Two previously unnoticed oceanic gateways of warm water have been linked to the extreme thinning of East Antarctica’s Totten Glacier according to new research from the University of Texas at Austin. This discovery raises concern for the state of the Antarctic ice sheet and rising sea levels.
Scientists at Florida State University are researching the fate of carbon released from during the thawing of long frozen permafrost soils in the arctic. According to their Geophysical Research Letter published this week, microorganisms are rapidly consuming the ancient carbon released from the permafrost, metabolizing it into carbon dioxide, and releasing it back into the environment. A dangerous cycle is underway whereby the regions of the Earth where permafrost is found continue to warm due to climate change and release more carbon which makes its way to the atmosphere as carbon dioxide via microorganisms and further contributes to climate change.
A new study from Dartmouth College suggests that the fate of the climate during the summer growing season in the U.S. Midwest remains uncertain as a potential consequence of climate change. The study was published in the journal Water Resources Research with collaboration from scientists at Columbia University, National University of Singapore, and Massachusetts Institute of Technology. The results are particularly alarming for the agricultural industry which is a critical component to the U.S. Economy and global food security.
Despite the widespread impression that in recent years there has been some respite and slowdown in climate change of the planet, in fact the aggravation of the problem continues uninterruptedly. This is the conclusion of a new US scientific research that challenges the estimates of the Intergovernmental Panel on Climate Change (IPCC), which, in 2013, had seen a "break" to climate change.

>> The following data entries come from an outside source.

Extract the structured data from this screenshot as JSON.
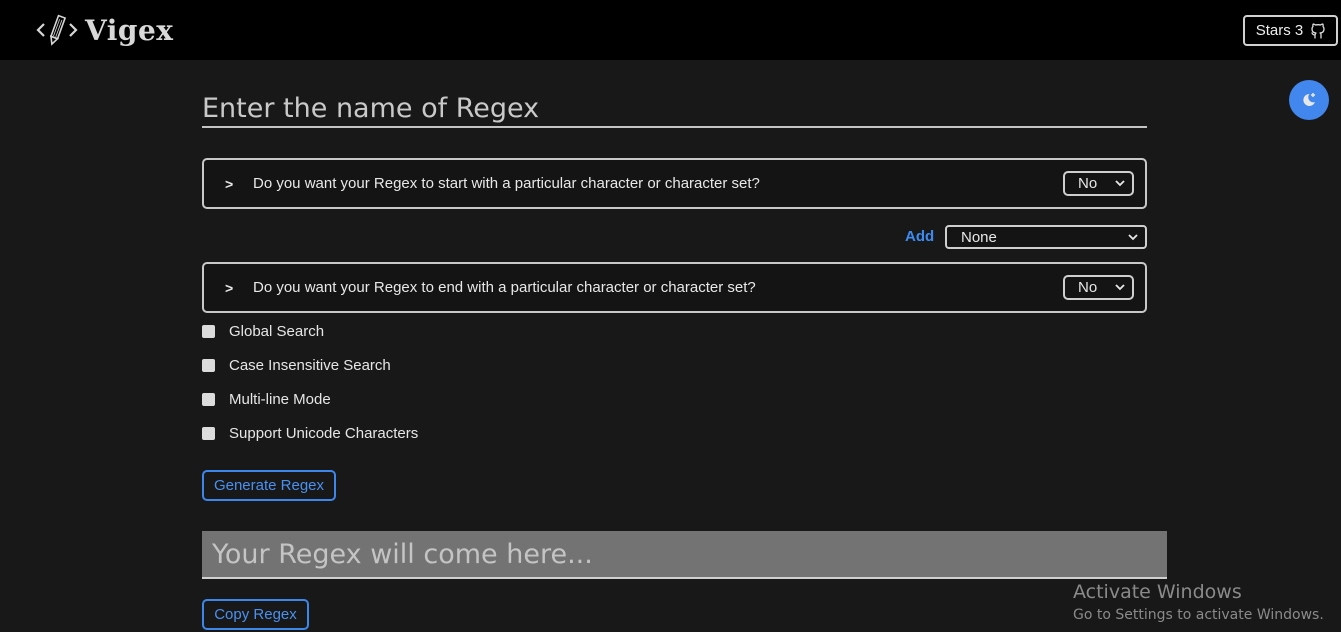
{
  "app": {
    "name": "Vigex",
    "stars_label": "Stars 3"
  },
  "form": {
    "name_placeholder": "Enter the name of Regex",
    "questions": [
      {
        "chevron": ">",
        "text": "Do you want your Regex to start with a particular character or character set?",
        "selected": "No"
      },
      {
        "chevron": ">",
        "text": "Do you want your Regex to end with a particular character or character set?",
        "selected": "No"
      }
    ],
    "add": {
      "label": "Add",
      "selected": "None"
    },
    "options": [
      {
        "label": "Global Search",
        "checked": false
      },
      {
        "label": "Case Insensitive Search",
        "checked": false
      },
      {
        "label": "Multi-line Mode",
        "checked": false
      },
      {
        "label": "Support Unicode Characters",
        "checked": false
      }
    ],
    "generate_label": "Generate Regex",
    "output_placeholder": "Your Regex will come here...",
    "copy_label": "Copy Regex"
  },
  "watermark": {
    "title": "Activate Windows",
    "subtitle": "Go to Settings to activate Windows."
  },
  "colors": {
    "accent": "#3d8bf2",
    "theme_button": "#4287ee",
    "background": "#181818",
    "navbar": "#000000"
  }
}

Satellites that monitor subtle changes in the Earth's gravitational field, show that the aquifers are over-pumped in many areas worldwide, without even knowing whether there are stocks or if water simply dries up.